Duo led internal IRA probe into Robert McCartney murder, court told
A prominent republican told the sisters of murdered Belfast man Robert McCartney he would like to see the killers "get a bullet in the head", a court has heard.
The victim's family were also informed that an internal IRA probe established the knife used in the stabbing had been ground down, it was claimed.
Details of meetings between the McCartney sisters and representatives of the organisation's army council were disclosed as two men were returned for trial on paramilitary-related charges.
Padraic Wilson (54) and Sean Gerard Hughes (52) both face counts of belonging to a proscribed organisation and addressing a meeting to encourage support for the IRA.
Mr McCartney (33) was stabbed and beaten to death outside Magennis's bar in Belfast city centre in January 2005.

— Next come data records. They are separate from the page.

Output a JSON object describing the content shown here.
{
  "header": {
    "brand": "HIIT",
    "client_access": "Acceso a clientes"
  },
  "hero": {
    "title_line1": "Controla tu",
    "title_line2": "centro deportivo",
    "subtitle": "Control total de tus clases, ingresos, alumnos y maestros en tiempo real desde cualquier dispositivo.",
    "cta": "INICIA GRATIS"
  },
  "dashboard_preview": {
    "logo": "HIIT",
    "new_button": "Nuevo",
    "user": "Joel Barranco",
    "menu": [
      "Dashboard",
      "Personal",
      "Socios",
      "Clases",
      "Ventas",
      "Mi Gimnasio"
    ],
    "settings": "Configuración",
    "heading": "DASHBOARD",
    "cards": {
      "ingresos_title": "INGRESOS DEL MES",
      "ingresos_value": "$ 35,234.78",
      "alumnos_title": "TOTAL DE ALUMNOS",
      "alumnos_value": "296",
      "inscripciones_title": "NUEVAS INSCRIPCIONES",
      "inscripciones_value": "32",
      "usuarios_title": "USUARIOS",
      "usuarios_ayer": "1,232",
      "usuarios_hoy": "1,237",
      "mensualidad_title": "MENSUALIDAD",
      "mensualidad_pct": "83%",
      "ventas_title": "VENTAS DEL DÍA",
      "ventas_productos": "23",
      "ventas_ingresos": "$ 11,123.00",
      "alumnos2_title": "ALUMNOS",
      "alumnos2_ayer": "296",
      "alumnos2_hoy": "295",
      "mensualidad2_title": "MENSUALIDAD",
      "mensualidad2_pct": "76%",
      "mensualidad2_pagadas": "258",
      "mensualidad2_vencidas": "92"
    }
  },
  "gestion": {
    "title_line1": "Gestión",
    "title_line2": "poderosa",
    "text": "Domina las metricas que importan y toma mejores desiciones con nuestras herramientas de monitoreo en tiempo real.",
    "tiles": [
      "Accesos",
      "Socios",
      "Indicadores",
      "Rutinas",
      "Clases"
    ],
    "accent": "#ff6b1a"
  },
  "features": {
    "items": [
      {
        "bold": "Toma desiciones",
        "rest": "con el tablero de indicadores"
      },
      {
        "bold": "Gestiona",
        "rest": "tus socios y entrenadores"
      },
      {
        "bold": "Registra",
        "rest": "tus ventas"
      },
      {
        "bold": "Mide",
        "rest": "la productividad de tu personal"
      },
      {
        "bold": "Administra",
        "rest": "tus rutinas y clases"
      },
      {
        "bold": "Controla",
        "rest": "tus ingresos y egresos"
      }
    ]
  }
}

His five sisters and his partner, Bridgeen Hagans, waged a worldwide campaign to bring his killers to justice.
Wilson, of Hamill Park, Andersonstown, in the west of the city, and Hughes, from Aghavadoyle Road in Jonesborough, south Armagh, are not accused of any involvement in events surrounding the murder itself or a subsequent clear-up operation.
But as the pair appeared before Belfast Magistrates Court yesterday to establish if they have a case to answer on the charges against them, it was alleged that they met the McCartney family twice in February and March 2005.
One of the sisters, Paula Arnold, told the court that at one of the meetings two men entered, introduced themselves as Padraic and Sean, said they were sorry for what had happened to their brother and were carrying out an internal investigation on behalf of the IRA. It was claimed the McCartneys were told an IRA boss at the bar on the night of the killing was to be stood down for six months.
During the first meeting, a discussion took place about shooting those responsible for the murder, it was claimed.
Mrs Arnold alleged: "Padraic had said if he had his way he would have liked to have seen them get a bullet in the head.
"Then he said: 'But it's not easy to kill a man.'"
District Judge Paul Copeland ruled that a prima facie case to answer was established against both Wilson and Hughes.
He ordered them to be returned on bail for trial on a date to be fixed. Both men were released on continuing bail.